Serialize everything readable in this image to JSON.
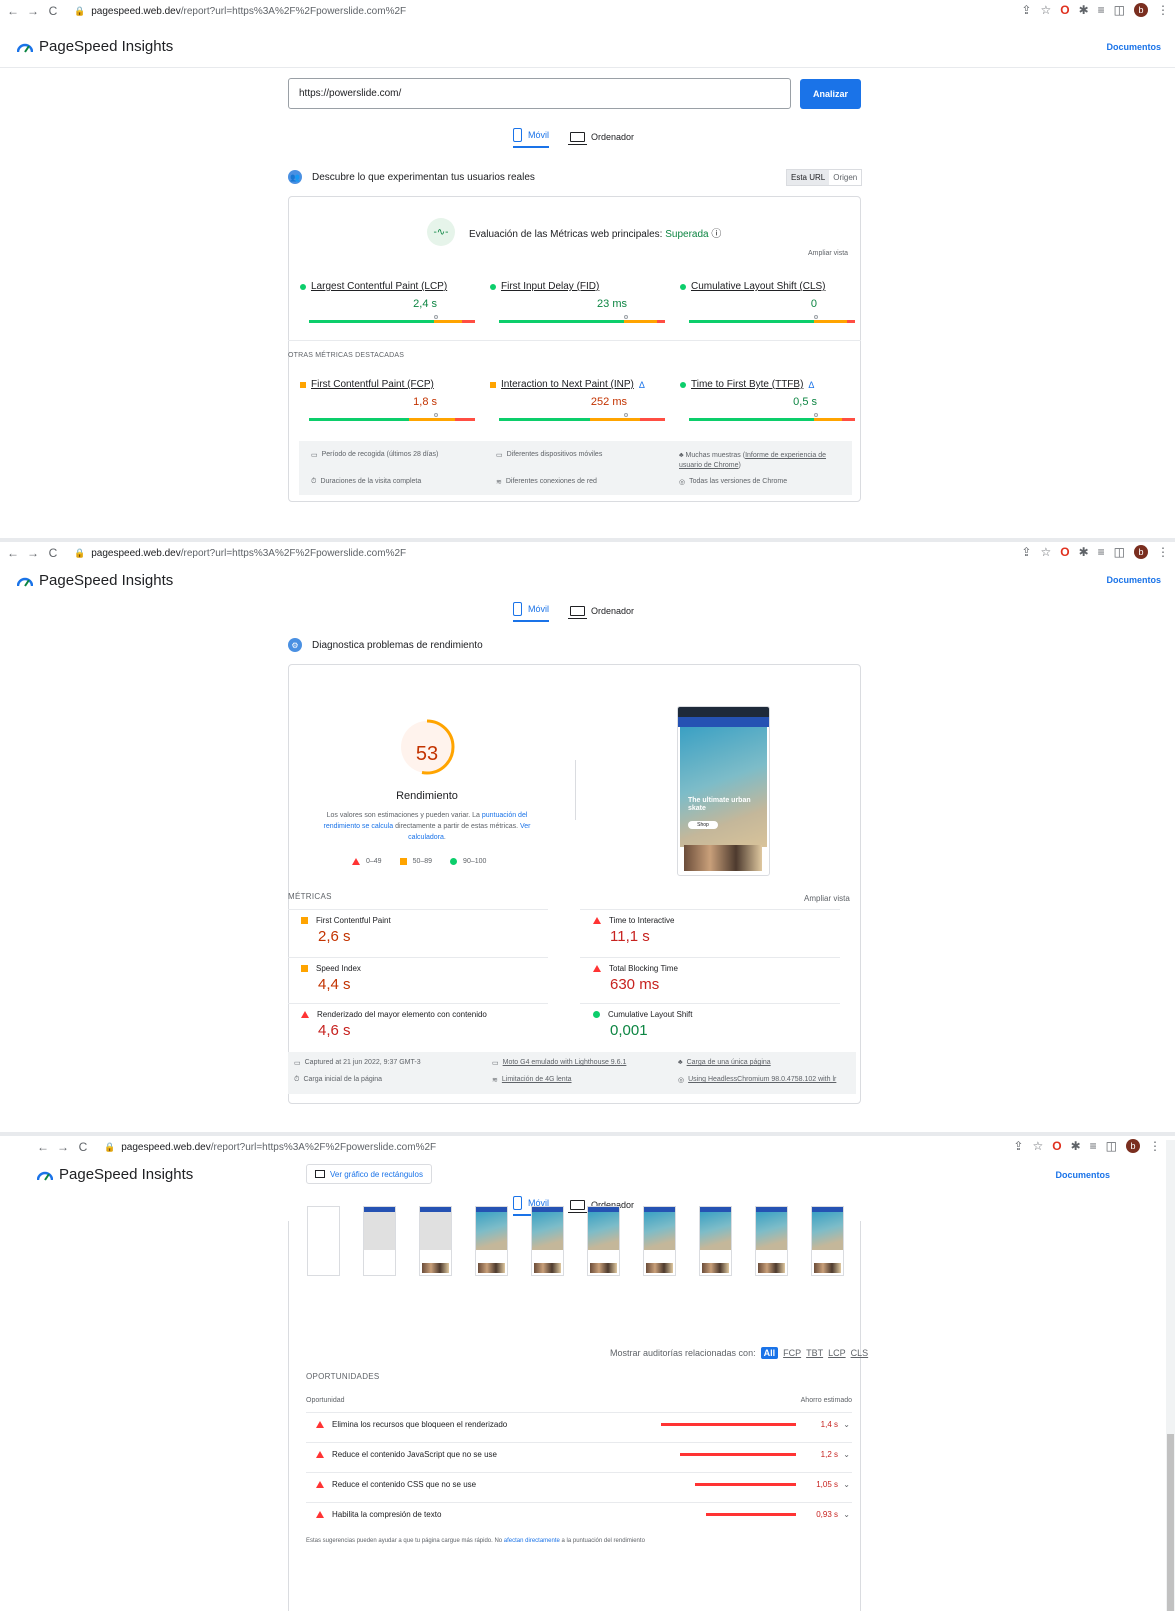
{
  "browser": {
    "back": "←",
    "forward": "→",
    "reload": "C",
    "url_host": "pagespeed.web.dev",
    "url_rest": "/report?url=https%3A%2F%2Fpowerslide.com%2F"
  },
  "app": {
    "title": "PageSpeed Insights",
    "docs_link": "Documentos"
  },
  "form": {
    "url_value": "https://powerslide.com/",
    "analyze_label": "Analizar"
  },
  "tabs": {
    "mobile": "Móvil",
    "desktop": "Ordenador"
  },
  "field_data": {
    "heading": "Descubre lo que experimentan tus usuarios reales",
    "toggle": {
      "this_url": "Esta URL",
      "origin": "Origen"
    },
    "assessment_prefix": "Evaluación de las Métricas web principales: ",
    "assessment_result": "Superada",
    "expand_label": "Ampliar vista",
    "core_metrics": [
      {
        "label": "Largest Contentful Paint (LCP)",
        "value": "2,4 s",
        "status": "good",
        "marker_fraction": 0.75
      },
      {
        "label": "First Input Delay (FID)",
        "value": "23 ms",
        "status": "good",
        "marker_fraction": 0.75
      },
      {
        "label": "Cumulative Layout Shift (CLS)",
        "value": "0",
        "status": "good",
        "marker_fraction": 0.75
      }
    ],
    "other_heading": "OTRAS MÉTRICAS DESTACADAS",
    "other_metrics": [
      {
        "label": "First Contentful Paint (FCP)",
        "value": "1,8 s",
        "status": "average",
        "marker_fraction": 0.75,
        "delta": ""
      },
      {
        "label": "Interaction to Next Paint (INP)",
        "value": "252 ms",
        "status": "average",
        "marker_fraction": 0.75,
        "delta": "Δ"
      },
      {
        "label": "Time to First Byte (TTFB)",
        "value": "0,5 s",
        "status": "good",
        "marker_fraction": 0.75,
        "delta": "Δ"
      }
    ],
    "footer": {
      "period": "Período de recogida (últimos 28 días)",
      "devices": "Diferentes dispositivos móviles",
      "samples_prefix": "Muchas muestras (",
      "samples_link": "Informe de experiencia de usuario de Chrome",
      "samples_suffix": ")",
      "durations": "Duraciones de la visita completa",
      "network": "Diferentes conexiones de red",
      "versions": "Todas las versiones de Chrome"
    }
  },
  "lab": {
    "heading": "Diagnostica problemas de rendimiento",
    "score": "53",
    "score_fraction": 0.53,
    "score_title": "Rendimiento",
    "note_1": "Los valores son estimaciones y pueden variar. La ",
    "note_link_1": "puntuación del rendimiento se calcula",
    "note_2": " directamente a partir de estas métricas. ",
    "note_link_2": "Ver calculadora",
    "note_3": ".",
    "legend": {
      "bad": "0–49",
      "avg": "50–89",
      "good": "90–100"
    },
    "screenshot": {
      "hero_text": "The ultimate urban skate",
      "shop": "Shop"
    },
    "metrics_heading": "MÉTRICAS",
    "expand_label": "Ampliar vista",
    "metrics": [
      {
        "label": "First Contentful Paint",
        "value": "2,6 s",
        "status": "average"
      },
      {
        "label": "Time to Interactive",
        "value": "11,1 s",
        "status": "bad"
      },
      {
        "label": "Speed Index",
        "value": "4,4 s",
        "status": "average"
      },
      {
        "label": "Total Blocking Time",
        "value": "630 ms",
        "status": "bad"
      },
      {
        "label": "Renderizado del mayor elemento con contenido",
        "value": "4,6 s",
        "status": "bad"
      },
      {
        "label": "Cumulative Layout Shift",
        "value": "0,001",
        "status": "good"
      }
    ],
    "footer": {
      "captured": "Captured at 21 jun 2022, 9:37 GMT-3",
      "device": "Moto G4 emulado with Lighthouse 9.6.1",
      "single_page": "Carga de una única página",
      "initial_load": "Carga inicial de la página",
      "throttling": "Limitación de 4G lenta",
      "browser": "Using HeadlessChromium 98.0.4758.102 with lr"
    }
  },
  "opportunities": {
    "treemap_label": "Ver gráfico de rectángulos",
    "filter_prefix": "Mostrar auditorías relacionadas con:",
    "filters": [
      "All",
      "FCP",
      "TBT",
      "LCP",
      "CLS"
    ],
    "heading": "OPORTUNIDADES",
    "col_opportunity": "Oportunidad",
    "col_savings": "Ahorro estimado",
    "items": [
      {
        "label": "Elimina los recursos que bloqueen el renderizado",
        "savings": "1,4 s",
        "savings_seconds": 1.4
      },
      {
        "label": "Reduce el contenido JavaScript que no se use",
        "savings": "1,2 s",
        "savings_seconds": 1.2
      },
      {
        "label": "Reduce el contenido CSS que no se use",
        "savings": "1,05 s",
        "savings_seconds": 1.05
      },
      {
        "label": "Habilita la compresión de texto",
        "savings": "0,93 s",
        "savings_seconds": 0.93
      }
    ],
    "note_prefix": "Estas sugerencias pueden ayudar a que tu página cargue más rápido. No ",
    "note_link": "afectan directamente",
    "note_suffix": " a la puntuación del rendimiento"
  },
  "colors": {
    "accent": "#1a73e8",
    "good": "#0cce6b",
    "average": "#ffa400",
    "bad": "#ff4e42"
  }
}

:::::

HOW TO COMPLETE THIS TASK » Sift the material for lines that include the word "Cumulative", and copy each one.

EXERCISE ANSWER »
        "label": "Cumulative Layout Shift (CLS)",
        "label": "Cumulative Layout Shift",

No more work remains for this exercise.